::: DATA FOR PROCESSING :::

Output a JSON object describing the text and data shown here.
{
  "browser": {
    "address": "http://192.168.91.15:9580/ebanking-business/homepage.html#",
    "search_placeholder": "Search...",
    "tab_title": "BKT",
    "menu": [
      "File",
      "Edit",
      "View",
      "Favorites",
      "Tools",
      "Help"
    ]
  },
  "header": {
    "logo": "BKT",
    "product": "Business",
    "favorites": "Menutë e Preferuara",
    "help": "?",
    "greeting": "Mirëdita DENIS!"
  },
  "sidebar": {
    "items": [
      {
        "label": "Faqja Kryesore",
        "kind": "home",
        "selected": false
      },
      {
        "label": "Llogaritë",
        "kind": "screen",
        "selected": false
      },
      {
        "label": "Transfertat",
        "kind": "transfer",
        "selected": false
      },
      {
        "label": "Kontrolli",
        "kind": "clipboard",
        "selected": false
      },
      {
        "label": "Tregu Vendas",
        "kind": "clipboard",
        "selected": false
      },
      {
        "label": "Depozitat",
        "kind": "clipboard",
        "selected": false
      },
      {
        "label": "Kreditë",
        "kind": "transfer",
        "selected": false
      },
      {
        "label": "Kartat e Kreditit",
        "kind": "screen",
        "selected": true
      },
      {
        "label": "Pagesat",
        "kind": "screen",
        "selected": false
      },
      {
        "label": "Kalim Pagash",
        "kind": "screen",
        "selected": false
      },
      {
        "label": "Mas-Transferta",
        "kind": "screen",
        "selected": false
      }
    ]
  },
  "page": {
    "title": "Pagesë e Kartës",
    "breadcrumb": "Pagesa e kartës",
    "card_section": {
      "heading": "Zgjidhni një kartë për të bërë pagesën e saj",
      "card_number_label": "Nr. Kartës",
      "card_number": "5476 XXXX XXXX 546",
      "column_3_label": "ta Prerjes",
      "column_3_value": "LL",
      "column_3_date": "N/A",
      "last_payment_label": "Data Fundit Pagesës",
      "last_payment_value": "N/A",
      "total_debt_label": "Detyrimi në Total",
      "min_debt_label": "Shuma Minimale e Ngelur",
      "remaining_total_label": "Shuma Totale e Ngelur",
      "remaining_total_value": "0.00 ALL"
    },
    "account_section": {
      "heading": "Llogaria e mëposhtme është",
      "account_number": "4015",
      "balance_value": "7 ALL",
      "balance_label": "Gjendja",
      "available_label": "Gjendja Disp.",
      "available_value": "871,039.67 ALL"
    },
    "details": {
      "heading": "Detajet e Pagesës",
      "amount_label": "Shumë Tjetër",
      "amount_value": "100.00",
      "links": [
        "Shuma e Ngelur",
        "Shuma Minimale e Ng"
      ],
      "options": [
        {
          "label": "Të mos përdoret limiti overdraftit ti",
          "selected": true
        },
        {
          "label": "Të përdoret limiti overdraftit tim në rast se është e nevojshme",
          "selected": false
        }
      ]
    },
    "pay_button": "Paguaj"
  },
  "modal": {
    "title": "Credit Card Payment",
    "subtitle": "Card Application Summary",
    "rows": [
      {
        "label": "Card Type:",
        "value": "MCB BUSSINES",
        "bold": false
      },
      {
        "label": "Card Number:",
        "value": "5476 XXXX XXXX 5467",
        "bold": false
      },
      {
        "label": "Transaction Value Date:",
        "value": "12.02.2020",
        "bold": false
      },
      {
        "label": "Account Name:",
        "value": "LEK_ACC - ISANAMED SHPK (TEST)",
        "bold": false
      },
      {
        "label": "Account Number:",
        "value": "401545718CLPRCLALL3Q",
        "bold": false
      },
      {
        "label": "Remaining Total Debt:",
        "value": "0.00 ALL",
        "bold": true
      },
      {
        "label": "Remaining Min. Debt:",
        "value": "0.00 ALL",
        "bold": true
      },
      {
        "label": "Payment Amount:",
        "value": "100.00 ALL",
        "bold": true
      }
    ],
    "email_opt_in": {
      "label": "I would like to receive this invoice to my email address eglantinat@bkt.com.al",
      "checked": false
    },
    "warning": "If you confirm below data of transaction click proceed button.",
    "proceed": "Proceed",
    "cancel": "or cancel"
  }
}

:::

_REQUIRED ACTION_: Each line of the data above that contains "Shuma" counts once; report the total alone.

_WRITTEN ANSWER_: 4